▸ Work order: Look through the data for the string "search". Copy every line where it is found.

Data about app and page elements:
+ + + + +

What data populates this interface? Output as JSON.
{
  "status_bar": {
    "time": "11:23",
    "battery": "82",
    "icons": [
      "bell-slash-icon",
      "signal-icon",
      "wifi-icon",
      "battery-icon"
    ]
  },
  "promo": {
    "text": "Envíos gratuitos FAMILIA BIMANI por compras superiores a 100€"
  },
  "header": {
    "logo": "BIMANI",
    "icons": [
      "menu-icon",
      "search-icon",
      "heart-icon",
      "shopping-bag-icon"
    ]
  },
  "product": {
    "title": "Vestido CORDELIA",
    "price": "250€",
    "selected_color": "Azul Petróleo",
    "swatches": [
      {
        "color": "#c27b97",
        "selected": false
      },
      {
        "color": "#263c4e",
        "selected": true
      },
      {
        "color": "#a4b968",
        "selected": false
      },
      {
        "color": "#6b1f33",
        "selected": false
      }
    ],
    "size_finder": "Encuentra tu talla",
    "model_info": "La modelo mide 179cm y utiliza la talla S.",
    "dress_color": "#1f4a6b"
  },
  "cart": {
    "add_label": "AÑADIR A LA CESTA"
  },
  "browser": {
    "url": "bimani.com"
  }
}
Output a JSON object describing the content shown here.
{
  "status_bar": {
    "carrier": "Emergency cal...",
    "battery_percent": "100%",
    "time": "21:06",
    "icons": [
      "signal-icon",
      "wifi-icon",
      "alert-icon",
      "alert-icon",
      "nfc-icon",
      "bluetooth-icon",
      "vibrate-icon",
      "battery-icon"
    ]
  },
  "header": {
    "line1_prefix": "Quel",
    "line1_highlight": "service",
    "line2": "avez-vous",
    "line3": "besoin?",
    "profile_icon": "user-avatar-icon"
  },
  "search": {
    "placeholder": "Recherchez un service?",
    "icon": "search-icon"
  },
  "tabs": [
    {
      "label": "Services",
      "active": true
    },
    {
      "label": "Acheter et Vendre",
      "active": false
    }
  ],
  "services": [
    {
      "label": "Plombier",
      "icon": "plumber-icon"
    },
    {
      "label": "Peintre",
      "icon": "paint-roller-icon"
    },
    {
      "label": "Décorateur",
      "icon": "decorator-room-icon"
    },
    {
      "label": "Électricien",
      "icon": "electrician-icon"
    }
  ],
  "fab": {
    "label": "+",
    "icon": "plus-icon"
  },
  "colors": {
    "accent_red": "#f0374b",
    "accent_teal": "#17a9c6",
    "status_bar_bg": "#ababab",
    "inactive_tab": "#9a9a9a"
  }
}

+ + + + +

▸ The answer:
      "search-icon",
  "search": {
    "icon": "search-icon"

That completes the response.